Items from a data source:

::::::::::

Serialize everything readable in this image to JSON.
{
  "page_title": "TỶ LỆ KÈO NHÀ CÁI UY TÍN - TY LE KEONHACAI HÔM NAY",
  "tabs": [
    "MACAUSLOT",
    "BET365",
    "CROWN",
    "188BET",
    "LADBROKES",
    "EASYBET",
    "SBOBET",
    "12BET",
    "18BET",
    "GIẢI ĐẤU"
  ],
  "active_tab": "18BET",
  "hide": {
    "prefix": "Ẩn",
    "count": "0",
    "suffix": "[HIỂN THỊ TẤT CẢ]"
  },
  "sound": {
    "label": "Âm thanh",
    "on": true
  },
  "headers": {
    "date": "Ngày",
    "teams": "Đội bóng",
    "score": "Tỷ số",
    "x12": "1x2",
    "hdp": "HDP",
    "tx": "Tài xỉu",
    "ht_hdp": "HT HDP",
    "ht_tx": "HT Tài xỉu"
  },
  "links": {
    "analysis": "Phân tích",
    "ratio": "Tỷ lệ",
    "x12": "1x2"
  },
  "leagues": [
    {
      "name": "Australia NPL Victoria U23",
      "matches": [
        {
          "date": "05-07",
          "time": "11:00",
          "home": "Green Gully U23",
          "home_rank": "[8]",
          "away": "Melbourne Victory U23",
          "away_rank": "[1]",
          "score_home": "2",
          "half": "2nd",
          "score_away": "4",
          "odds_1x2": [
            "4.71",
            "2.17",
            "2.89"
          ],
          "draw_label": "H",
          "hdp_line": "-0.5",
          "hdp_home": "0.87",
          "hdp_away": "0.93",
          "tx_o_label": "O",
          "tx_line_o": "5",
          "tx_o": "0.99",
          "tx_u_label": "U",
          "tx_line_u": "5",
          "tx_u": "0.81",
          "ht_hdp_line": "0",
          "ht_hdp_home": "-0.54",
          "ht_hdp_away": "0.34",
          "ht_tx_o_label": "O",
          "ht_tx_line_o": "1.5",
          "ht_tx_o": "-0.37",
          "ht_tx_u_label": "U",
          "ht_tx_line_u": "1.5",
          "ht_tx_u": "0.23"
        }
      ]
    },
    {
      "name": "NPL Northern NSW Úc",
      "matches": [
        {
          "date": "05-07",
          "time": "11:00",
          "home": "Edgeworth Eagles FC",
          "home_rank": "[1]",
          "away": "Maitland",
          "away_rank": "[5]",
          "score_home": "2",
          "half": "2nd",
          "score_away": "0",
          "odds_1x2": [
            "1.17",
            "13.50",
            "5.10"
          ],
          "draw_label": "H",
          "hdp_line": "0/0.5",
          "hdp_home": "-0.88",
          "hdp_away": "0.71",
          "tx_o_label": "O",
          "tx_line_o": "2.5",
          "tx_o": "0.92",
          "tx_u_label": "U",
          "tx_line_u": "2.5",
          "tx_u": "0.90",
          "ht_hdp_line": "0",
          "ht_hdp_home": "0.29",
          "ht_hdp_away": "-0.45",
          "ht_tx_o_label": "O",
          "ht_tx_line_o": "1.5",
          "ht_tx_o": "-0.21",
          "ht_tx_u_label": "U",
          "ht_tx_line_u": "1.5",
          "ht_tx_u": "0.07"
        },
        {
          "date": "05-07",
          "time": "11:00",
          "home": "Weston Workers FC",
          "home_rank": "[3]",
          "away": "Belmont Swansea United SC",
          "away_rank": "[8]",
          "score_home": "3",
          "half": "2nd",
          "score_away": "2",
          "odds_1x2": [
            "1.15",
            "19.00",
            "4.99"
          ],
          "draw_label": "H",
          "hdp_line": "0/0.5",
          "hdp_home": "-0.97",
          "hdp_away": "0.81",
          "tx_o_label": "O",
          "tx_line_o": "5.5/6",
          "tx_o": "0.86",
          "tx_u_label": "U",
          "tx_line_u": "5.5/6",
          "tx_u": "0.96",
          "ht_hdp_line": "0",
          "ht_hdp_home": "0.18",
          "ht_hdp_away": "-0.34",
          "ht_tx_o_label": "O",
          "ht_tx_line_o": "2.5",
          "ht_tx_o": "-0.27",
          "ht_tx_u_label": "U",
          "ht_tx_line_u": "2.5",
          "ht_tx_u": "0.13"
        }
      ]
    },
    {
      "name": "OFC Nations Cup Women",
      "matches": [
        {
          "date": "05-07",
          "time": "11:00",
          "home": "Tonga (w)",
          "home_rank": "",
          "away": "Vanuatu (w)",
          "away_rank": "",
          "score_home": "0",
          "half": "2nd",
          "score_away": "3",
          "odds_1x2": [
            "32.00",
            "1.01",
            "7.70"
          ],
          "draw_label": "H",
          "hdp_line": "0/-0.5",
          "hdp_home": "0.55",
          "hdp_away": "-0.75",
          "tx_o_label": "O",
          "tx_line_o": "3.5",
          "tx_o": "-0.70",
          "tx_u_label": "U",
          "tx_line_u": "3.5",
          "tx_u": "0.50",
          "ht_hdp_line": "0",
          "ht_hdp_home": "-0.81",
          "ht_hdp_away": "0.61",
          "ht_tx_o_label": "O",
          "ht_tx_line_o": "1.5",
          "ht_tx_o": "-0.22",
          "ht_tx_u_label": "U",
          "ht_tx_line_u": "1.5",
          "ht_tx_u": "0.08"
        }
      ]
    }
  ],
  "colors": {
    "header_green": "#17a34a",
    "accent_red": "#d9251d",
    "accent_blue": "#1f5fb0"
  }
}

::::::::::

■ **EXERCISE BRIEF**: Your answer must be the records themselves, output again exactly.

■ **EXERCISE OUTPUT**:
Serialize everything readable in this image to JSON.
{
  "page_title": "TỶ LỆ KÈO NHÀ CÁI UY TÍN - TY LE KEONHACAI HÔM NAY",
  "tabs": [
    "MACAUSLOT",
    "BET365",
    "CROWN",
    "188BET",
    "LADBROKES",
    "EASYBET",
    "SBOBET",
    "12BET",
    "18BET",
    "GIẢI ĐẤU"
  ],
  "active_tab": "18BET",
  "hide": {
    "prefix": "Ẩn",
    "count": "0",
    "suffix": "[HIỂN THỊ TẤT CẢ]"
  },
  "sound": {
    "label": "Âm thanh",
    "on": true
  },
  "headers": {
    "date": "Ngày",
    "teams": "Đội bóng",
    "score": "Tỷ số",
    "x12": "1x2",
    "hdp": "HDP",
    "tx": "Tài xỉu",
    "ht_hdp": "HT HDP",
    "ht_tx": "HT Tài xỉu"
  },
  "links": {
    "analysis": "Phân tích",
    "ratio": "Tỷ lệ",
    "x12": "1x2"
  },
  "leagues": [
    {
      "name": "Australia NPL Victoria U23",
      "matches": [
        {
          "date": "05-07",
          "time": "11:00",
          "home": "Green Gully U23",
          "home_rank": "[8]",
          "away": "Melbourne Victory U23",
          "away_rank": "[1]",
          "score_home": "2",
          "half": "2nd",
          "score_away": "4",
          "odds_1x2": [
            "4.71",
            "2.17",
            "2.89"
          ],
          "draw_label": "H",
          "hdp_line": "-0.5",
          "hdp_home": "0.87",
          "hdp_away": "0.93",
          "tx_o_label": "O",
          "tx_line_o": "5",
          "tx_o": "0.99",
          "tx_u_label": "U",
          "tx_line_u": "5",
          "tx_u": "0.81",
          "ht_hdp_line": "0",
          "ht_hdp_home": "-0.54",
          "ht_hdp_away": "0.34",
          "ht_tx_o_label": "O",
          "ht_tx_line_o": "1.5",
          "ht_tx_o": "-0.37",
          "ht_tx_u_label": "U",
          "ht_tx_line_u": "1.5",
          "ht_tx_u": "0.23"
        }
      ]
    },
    {
      "name": "NPL Northern NSW Úc",
      "matches": [
        {
          "date": "05-07",
          "time": "11:00",
          "home": "Edgeworth Eagles FC",
          "home_rank": "[1]",
          "away": "Maitland",
          "away_rank": "[5]",
          "score_home": "2",
          "half": "2nd",
          "score_away": "0",
          "odds_1x2": [
            "1.17",
            "13.50",
            "5.10"
          ],
          "draw_label": "H",
          "hdp_line": "0/0.5",
          "hdp_home": "-0.88",
          "hdp_away": "0.71",
          "tx_o_label": "O",
          "tx_line_o": "2.5",
          "tx_o": "0.92",
          "tx_u_label": "U",
          "tx_line_u": "2.5",
          "tx_u": "0.90",
          "ht_hdp_line": "0",
          "ht_hdp_home": "0.29",
          "ht_hdp_away": "-0.45",
          "ht_tx_o_label": "O",
          "ht_tx_line_o": "1.5",
          "ht_tx_o": "-0.21",
          "ht_tx_u_label": "U",
          "ht_tx_line_u": "1.5",
          "ht_tx_u": "0.07"
        },
        {
          "date": "05-07",
          "time": "11:00",
          "home": "Weston Workers FC",
          "home_rank": "[3]",
          "away": "Belmont Swansea United SC",
          "away_rank": "[8]",
          "score_home": "3",
          "half": "2nd",
          "score_away": "2",
          "odds_1x2": [
            "1.15",
            "19.00",
            "4.99"
          ],
          "draw_label": "H",
          "hdp_line": "0/0.5",
          "hdp_home": "-0.97",
          "hdp_away": "0.81",
          "tx_o_label": "O",
          "tx_line_o": "5.5/6",
          "tx_o": "0.86",
          "tx_u_label": "U",
          "tx_line_u": "5.5/6",
          "tx_u": "0.96",
          "ht_hdp_line": "0",
          "ht_hdp_home": "0.18",
          "ht_hdp_away": "-0.34",
          "ht_tx_o_label": "O",
          "ht_tx_line_o": "2.5",
          "ht_tx_o": "-0.27",
          "ht_tx_u_label": "U",
          "ht_tx_line_u": "2.5",
          "ht_tx_u": "0.13"
        }
      ]
    },
    {
      "name": "OFC Nations Cup Women",
      "matches": [
        {
          "date": "05-07",
          "time": "11:00",
          "home": "Tonga (w)",
          "home_rank": "",
          "away": "Vanuatu (w)",
          "away_rank": "",
          "score_home": "0",
          "half": "2nd",
          "score_away": "3",
          "odds_1x2": [
            "32.00",
            "1.01",
            "7.70"
          ],
          "draw_label": "H",
          "hdp_line": "0/-0.5",
          "hdp_home": "0.55",
          "hdp_away": "-0.75",
          "tx_o_label": "O",
          "tx_line_o": "3.5",
          "tx_o": "-0.70",
          "tx_u_label": "U",
          "tx_line_u": "3.5",
          "tx_u": "0.50",
          "ht_hdp_line": "0",
          "ht_hdp_home": "-0.81",
          "ht_hdp_away": "0.61",
          "ht_tx_o_label": "O",
          "ht_tx_line_o": "1.5",
          "ht_tx_o": "-0.22",
          "ht_tx_u_label": "U",
          "ht_tx_line_u": "1.5",
          "ht_tx_u": "0.08"
        }
      ]
    }
  ],
  "colors": {
    "header_green": "#17a34a",
    "accent_red": "#d9251d",
    "accent_blue": "#1f5fb0"
  }
}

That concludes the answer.